··· Data for this task ···
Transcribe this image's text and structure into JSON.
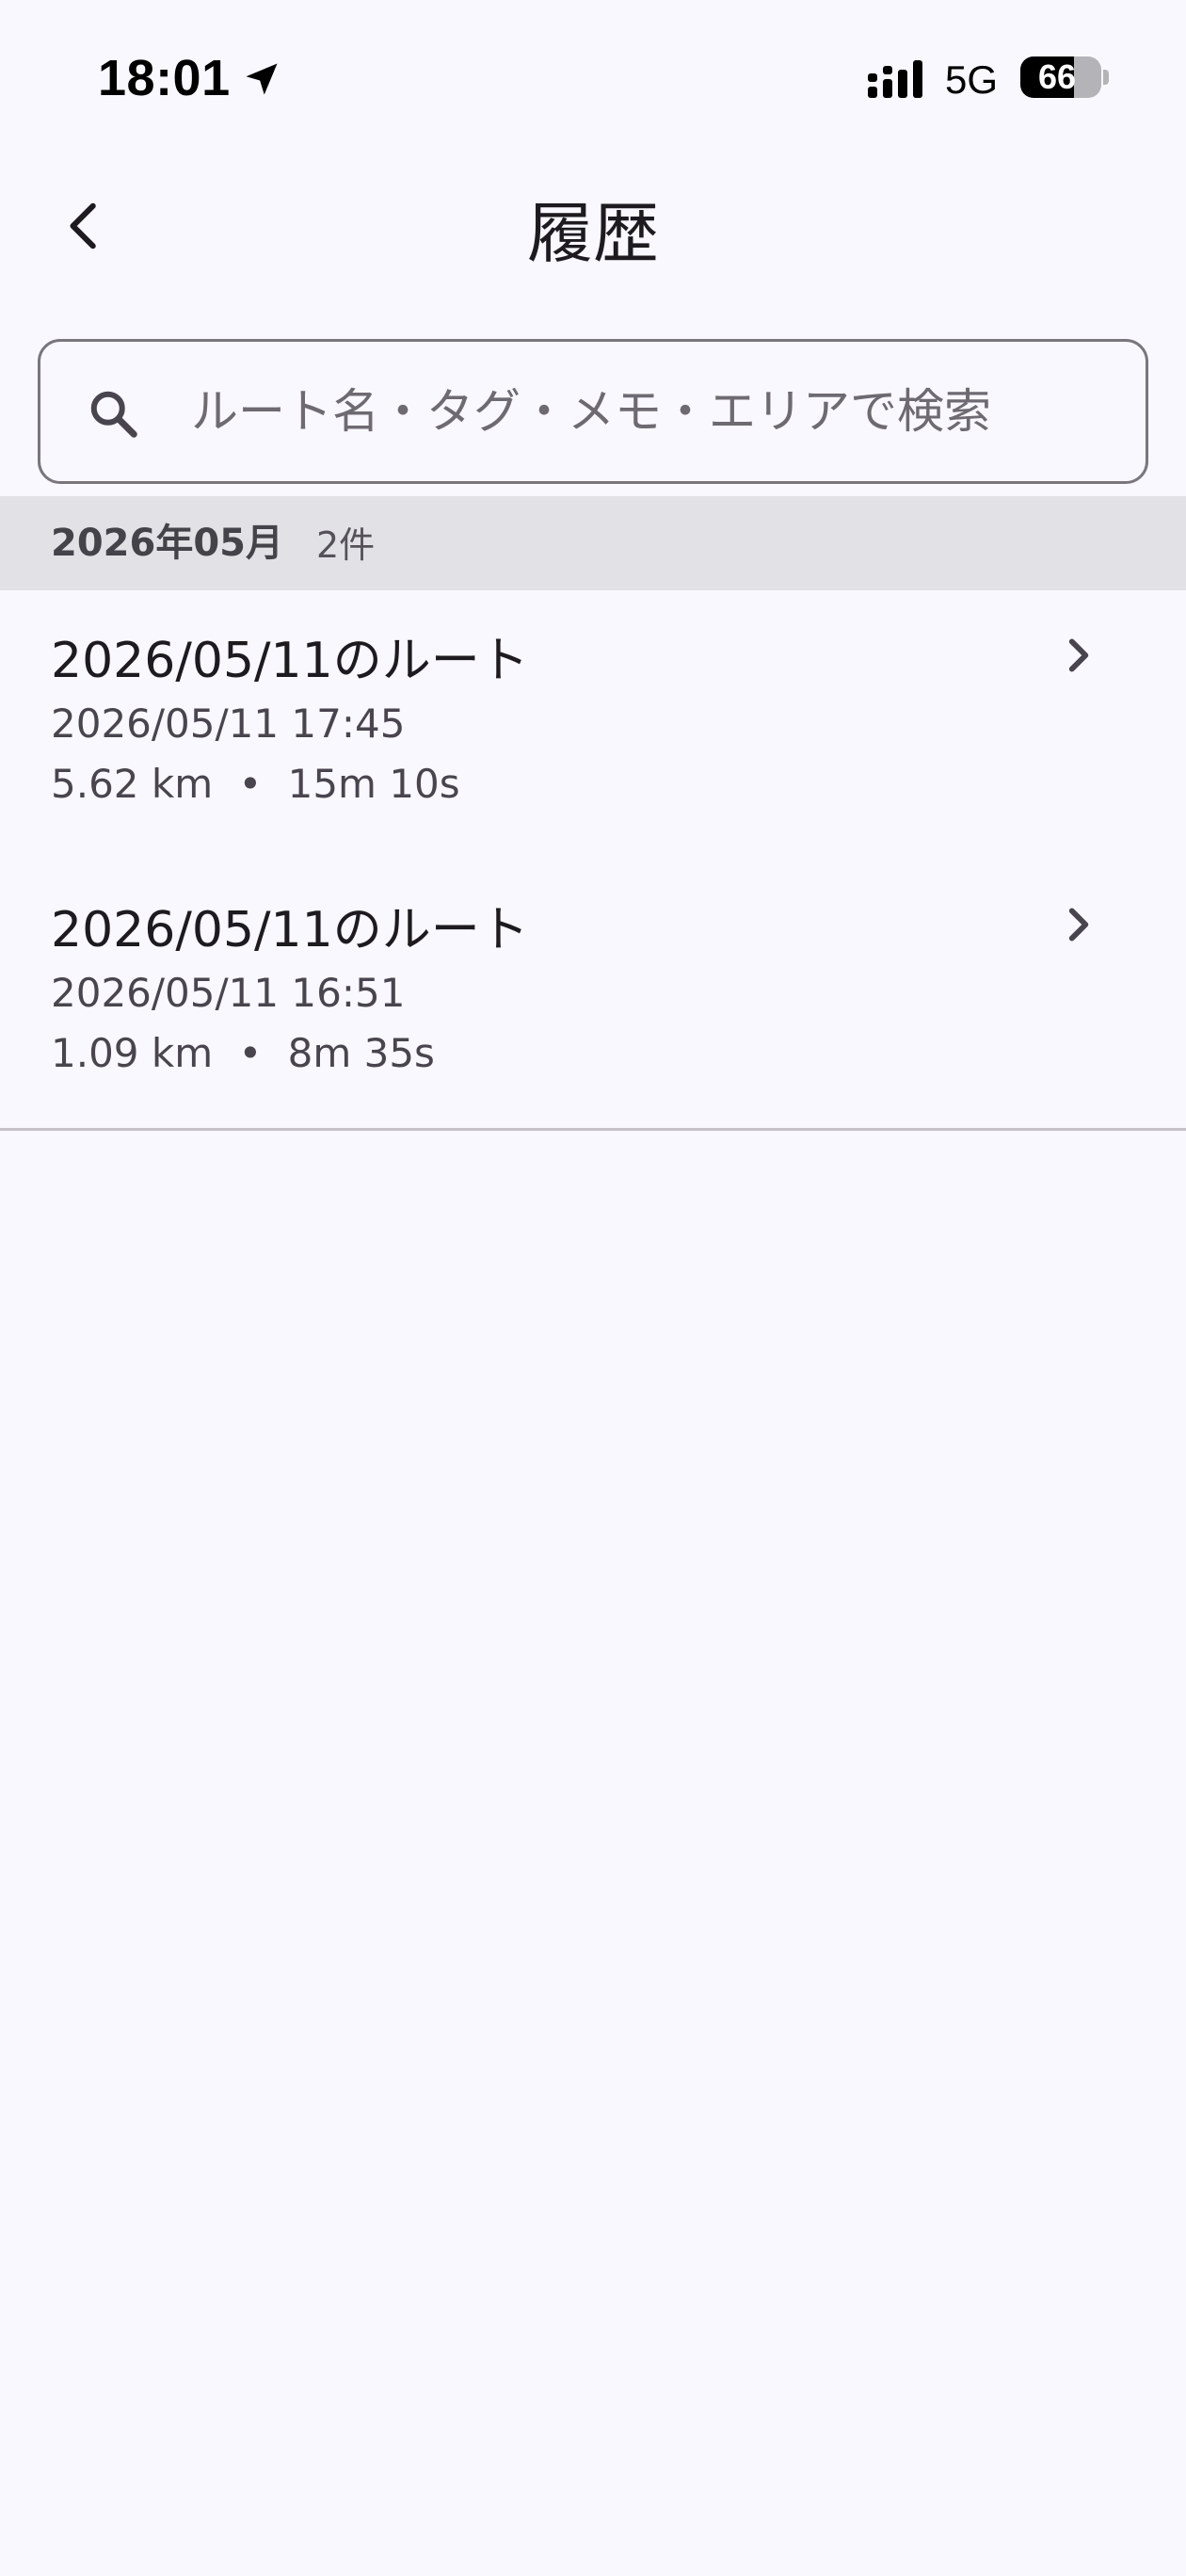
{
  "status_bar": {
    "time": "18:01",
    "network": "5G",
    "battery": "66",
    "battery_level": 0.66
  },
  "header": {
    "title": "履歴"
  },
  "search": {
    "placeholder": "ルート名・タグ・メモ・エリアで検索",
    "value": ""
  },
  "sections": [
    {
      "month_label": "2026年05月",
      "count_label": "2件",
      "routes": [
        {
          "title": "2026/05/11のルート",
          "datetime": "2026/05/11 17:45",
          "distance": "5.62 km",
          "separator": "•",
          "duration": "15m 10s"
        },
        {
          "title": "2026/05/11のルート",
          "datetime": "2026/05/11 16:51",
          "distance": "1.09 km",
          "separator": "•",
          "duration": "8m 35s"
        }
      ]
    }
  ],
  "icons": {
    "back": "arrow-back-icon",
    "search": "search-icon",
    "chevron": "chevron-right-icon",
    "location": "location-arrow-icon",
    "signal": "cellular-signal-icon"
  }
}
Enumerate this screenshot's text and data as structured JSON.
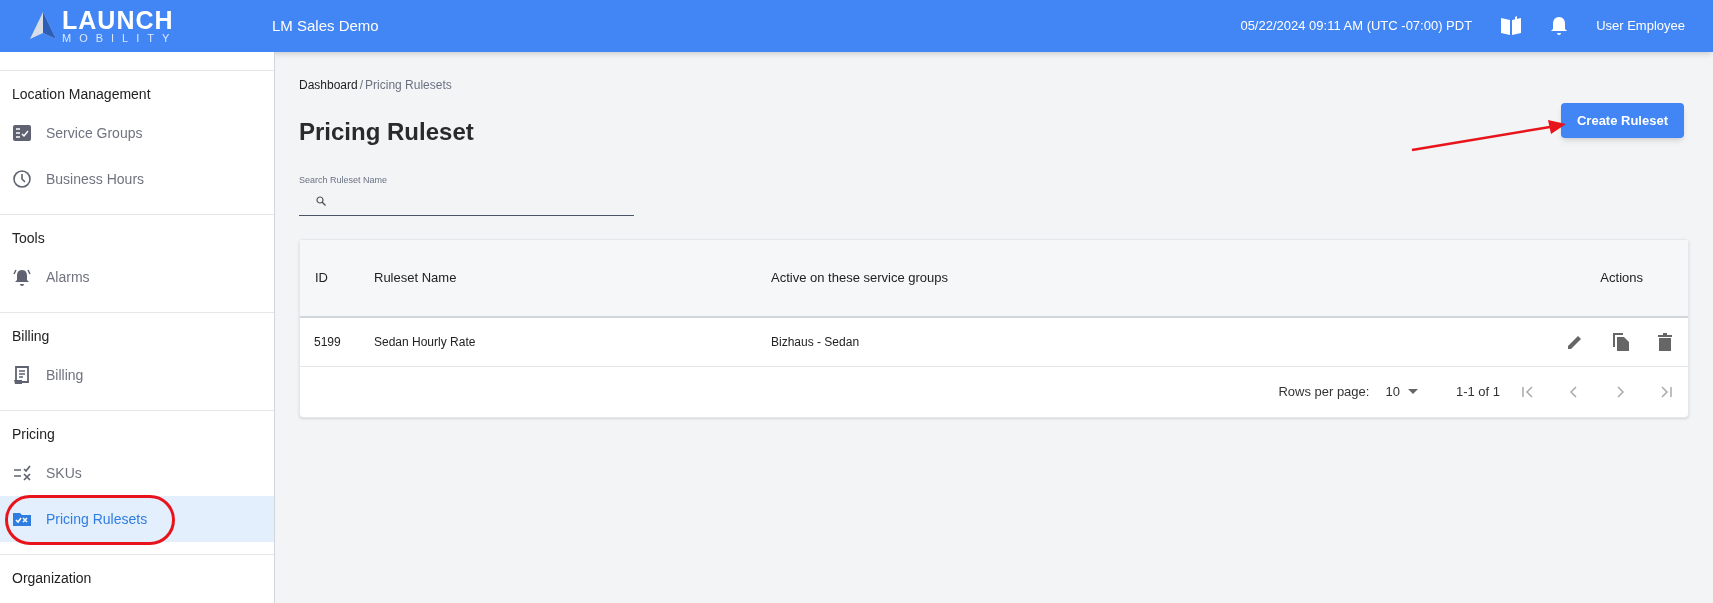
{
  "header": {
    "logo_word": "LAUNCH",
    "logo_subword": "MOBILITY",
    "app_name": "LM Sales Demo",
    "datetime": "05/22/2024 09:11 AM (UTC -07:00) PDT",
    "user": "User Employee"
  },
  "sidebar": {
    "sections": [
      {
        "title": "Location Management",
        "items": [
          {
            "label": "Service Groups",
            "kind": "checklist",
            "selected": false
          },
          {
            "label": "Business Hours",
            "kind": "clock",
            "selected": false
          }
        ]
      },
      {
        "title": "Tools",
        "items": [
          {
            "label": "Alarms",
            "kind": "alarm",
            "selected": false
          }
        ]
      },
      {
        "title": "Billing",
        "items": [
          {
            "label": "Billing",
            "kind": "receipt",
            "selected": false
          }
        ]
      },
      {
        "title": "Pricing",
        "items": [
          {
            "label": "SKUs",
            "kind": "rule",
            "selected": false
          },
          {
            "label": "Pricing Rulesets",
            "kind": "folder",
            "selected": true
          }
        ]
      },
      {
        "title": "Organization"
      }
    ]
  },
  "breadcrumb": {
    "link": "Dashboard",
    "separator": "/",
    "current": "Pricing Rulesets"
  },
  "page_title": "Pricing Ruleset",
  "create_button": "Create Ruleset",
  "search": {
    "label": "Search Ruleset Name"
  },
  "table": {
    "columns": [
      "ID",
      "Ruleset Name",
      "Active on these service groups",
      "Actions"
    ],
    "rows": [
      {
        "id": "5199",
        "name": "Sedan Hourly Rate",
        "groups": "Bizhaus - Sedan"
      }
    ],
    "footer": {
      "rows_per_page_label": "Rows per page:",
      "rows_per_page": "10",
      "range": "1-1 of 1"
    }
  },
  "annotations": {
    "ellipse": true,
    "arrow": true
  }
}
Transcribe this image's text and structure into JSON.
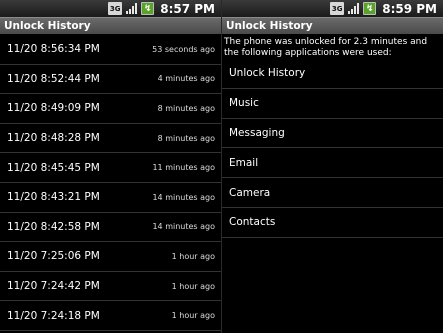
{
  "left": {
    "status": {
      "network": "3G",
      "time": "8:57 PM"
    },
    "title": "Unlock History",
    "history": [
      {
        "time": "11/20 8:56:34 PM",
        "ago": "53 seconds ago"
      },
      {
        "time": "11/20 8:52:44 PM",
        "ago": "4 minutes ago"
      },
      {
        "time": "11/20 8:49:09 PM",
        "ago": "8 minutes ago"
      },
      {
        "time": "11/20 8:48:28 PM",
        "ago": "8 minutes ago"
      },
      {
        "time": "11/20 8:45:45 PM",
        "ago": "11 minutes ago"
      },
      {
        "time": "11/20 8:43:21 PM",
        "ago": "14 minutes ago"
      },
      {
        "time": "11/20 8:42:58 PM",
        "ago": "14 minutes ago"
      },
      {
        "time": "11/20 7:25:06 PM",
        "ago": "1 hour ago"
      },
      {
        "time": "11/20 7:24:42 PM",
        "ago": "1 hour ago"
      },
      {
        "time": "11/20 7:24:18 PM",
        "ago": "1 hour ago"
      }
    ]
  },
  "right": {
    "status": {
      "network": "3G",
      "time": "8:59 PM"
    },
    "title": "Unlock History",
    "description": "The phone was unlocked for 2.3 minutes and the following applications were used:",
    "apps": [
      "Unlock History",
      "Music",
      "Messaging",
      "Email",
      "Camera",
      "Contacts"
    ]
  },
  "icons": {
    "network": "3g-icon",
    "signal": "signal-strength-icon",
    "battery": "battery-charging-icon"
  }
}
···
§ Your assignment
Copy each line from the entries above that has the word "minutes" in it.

§ Written answer
        "ago": "4 minutes ago"
        "ago": "8 minutes ago"
        "ago": "8 minutes ago"
        "ago": "11 minutes ago"
        "ago": "14 minutes ago"
        "ago": "14 minutes ago"
    "description": "The phone was unlocked for 2.3 minutes and the following applications were used:",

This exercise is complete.